:: WORK TO BE COMPLETED ::
Please give the count of lines below with the string "заказ" in them, and no other words.

:: INFORMATION SHOWN ::
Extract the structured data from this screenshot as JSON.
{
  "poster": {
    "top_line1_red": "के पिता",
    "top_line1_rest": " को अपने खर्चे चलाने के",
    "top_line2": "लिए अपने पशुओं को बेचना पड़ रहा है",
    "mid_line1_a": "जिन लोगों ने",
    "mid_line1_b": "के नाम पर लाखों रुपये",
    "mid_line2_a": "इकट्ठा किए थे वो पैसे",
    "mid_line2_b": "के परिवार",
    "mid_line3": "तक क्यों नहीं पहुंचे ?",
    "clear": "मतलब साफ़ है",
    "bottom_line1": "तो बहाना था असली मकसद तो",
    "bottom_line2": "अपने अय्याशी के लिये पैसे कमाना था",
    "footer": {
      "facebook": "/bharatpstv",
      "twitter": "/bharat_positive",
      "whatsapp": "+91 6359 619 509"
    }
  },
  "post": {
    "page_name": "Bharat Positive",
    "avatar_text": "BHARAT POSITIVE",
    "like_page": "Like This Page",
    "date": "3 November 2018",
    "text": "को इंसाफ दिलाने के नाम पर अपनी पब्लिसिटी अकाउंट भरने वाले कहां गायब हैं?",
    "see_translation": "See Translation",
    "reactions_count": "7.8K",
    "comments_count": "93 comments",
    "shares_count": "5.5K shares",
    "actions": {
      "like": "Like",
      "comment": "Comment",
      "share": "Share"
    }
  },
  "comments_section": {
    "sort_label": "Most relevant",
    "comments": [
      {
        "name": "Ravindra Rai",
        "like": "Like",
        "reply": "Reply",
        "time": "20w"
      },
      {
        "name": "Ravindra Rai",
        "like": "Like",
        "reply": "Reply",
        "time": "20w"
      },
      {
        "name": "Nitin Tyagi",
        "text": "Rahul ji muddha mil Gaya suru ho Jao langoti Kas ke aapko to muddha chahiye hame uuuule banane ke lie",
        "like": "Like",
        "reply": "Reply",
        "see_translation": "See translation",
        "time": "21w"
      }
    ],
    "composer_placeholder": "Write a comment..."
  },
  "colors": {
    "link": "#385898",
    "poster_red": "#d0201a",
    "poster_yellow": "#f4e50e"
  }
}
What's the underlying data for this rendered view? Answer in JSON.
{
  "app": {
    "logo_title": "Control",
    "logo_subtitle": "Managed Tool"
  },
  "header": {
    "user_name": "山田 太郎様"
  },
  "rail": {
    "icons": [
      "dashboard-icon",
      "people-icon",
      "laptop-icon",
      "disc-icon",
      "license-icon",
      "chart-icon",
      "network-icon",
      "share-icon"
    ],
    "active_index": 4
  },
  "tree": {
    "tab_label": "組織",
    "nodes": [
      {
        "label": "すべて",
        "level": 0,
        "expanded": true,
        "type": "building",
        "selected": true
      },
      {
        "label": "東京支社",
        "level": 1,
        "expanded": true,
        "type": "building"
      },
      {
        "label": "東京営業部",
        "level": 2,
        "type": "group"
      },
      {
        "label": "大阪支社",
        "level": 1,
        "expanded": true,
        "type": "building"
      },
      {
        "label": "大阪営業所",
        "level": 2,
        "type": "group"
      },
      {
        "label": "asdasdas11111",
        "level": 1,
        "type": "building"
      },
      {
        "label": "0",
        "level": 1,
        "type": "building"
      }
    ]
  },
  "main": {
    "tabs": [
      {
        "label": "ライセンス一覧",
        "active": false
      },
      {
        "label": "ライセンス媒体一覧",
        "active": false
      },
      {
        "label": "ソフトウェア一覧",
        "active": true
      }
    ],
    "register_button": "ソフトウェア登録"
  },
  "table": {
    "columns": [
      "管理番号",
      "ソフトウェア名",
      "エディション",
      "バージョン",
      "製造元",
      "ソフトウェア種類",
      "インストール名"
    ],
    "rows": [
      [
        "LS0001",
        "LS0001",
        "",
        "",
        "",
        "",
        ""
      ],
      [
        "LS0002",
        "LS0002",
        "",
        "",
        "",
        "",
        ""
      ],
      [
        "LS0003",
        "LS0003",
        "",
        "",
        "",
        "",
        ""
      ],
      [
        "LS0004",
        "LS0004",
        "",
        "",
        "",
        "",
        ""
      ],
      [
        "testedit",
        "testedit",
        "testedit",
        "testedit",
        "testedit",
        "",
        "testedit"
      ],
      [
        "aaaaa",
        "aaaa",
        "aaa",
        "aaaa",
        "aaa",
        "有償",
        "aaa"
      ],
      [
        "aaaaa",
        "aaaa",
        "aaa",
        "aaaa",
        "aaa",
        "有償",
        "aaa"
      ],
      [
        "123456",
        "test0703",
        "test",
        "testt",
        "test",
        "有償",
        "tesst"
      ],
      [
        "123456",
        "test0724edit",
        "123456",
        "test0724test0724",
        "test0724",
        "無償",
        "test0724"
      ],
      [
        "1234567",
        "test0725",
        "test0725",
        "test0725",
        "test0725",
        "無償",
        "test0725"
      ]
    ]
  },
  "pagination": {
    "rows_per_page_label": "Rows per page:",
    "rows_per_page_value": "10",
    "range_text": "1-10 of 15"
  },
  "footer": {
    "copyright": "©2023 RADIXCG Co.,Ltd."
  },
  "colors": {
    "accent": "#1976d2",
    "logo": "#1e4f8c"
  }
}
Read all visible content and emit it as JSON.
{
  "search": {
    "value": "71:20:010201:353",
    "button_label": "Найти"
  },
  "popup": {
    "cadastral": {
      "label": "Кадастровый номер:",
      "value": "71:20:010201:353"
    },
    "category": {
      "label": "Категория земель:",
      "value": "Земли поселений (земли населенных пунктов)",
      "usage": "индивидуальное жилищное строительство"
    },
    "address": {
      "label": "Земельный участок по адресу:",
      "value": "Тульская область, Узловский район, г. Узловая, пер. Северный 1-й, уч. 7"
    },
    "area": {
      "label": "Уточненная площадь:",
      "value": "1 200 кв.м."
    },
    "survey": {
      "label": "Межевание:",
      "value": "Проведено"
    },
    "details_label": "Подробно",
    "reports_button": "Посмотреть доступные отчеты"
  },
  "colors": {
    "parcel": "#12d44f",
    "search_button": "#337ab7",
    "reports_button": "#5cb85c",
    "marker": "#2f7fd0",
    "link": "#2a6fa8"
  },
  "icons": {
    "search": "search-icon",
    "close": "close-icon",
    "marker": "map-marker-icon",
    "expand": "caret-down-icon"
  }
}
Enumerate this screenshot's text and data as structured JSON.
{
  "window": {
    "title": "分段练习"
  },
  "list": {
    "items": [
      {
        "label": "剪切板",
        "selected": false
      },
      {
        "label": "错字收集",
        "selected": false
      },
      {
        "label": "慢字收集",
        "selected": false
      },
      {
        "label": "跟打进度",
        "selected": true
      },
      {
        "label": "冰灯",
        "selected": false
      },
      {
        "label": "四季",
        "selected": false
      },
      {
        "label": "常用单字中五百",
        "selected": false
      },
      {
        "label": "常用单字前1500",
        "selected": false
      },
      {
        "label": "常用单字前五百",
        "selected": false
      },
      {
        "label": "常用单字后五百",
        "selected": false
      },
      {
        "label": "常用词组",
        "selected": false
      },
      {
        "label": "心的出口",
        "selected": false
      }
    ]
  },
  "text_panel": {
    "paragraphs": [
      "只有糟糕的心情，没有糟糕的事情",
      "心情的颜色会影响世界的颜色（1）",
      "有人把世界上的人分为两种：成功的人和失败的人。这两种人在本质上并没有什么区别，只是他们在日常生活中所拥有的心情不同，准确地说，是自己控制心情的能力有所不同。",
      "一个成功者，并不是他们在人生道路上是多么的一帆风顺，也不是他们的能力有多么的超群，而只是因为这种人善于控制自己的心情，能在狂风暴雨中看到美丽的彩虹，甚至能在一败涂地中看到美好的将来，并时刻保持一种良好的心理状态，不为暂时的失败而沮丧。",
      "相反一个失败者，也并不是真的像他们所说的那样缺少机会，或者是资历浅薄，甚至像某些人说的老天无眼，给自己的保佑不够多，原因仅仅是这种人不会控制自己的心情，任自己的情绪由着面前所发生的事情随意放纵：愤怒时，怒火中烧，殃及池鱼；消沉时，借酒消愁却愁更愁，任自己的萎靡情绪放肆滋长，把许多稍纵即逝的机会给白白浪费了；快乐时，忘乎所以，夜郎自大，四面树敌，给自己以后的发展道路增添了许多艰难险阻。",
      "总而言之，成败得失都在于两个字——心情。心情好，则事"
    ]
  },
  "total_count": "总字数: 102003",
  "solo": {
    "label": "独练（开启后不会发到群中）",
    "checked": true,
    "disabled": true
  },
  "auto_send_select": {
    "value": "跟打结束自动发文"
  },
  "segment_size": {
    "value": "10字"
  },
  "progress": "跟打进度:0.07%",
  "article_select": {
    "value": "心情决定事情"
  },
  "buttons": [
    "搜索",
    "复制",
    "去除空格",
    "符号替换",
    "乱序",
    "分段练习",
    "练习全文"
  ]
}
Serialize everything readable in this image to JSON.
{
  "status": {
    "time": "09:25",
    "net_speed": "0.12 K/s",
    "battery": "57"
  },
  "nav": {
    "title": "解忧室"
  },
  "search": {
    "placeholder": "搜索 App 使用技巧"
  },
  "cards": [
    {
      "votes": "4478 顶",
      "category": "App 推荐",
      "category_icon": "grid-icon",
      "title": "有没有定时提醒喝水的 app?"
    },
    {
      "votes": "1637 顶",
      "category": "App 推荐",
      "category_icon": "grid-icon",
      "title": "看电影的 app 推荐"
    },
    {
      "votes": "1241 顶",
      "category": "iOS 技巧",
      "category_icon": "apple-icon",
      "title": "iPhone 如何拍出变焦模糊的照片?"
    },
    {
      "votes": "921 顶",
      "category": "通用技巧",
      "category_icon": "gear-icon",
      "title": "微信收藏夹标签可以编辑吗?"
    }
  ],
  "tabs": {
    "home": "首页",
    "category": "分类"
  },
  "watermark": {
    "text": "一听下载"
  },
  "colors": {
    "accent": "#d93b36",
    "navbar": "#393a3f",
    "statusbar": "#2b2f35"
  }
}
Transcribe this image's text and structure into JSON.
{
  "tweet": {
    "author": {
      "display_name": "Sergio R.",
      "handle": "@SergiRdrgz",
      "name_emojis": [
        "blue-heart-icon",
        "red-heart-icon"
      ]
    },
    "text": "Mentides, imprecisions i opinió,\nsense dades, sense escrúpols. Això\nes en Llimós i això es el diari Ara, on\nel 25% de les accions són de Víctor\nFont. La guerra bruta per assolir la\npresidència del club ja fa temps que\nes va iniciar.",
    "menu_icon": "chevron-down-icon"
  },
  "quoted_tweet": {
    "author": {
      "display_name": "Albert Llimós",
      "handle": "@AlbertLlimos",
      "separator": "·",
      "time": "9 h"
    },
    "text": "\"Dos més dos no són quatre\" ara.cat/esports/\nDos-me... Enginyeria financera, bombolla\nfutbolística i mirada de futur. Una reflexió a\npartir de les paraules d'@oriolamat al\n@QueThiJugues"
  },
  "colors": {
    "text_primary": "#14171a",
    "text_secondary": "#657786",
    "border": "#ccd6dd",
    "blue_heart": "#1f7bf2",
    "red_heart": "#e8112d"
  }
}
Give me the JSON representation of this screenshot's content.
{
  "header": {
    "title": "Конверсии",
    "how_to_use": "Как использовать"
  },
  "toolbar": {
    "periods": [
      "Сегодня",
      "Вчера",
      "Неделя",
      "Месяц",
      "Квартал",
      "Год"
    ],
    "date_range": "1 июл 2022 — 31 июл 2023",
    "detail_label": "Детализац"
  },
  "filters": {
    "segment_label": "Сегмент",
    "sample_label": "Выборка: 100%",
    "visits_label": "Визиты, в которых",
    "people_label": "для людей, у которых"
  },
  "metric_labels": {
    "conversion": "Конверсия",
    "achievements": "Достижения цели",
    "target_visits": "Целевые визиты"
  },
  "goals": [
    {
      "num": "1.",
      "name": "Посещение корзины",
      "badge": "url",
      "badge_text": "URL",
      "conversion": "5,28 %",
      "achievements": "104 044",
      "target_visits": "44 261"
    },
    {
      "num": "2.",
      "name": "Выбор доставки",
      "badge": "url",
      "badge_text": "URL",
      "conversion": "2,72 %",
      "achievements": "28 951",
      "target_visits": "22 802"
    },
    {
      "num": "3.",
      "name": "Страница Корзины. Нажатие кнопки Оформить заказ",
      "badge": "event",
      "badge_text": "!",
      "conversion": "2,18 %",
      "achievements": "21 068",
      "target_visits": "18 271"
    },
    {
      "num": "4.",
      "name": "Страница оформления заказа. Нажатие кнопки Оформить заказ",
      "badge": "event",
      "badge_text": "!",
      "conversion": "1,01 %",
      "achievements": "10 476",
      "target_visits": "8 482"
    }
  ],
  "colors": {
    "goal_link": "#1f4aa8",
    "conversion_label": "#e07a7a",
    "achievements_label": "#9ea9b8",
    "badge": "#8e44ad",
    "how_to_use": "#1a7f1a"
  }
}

:: ANSWER TO THIS TASK ::
2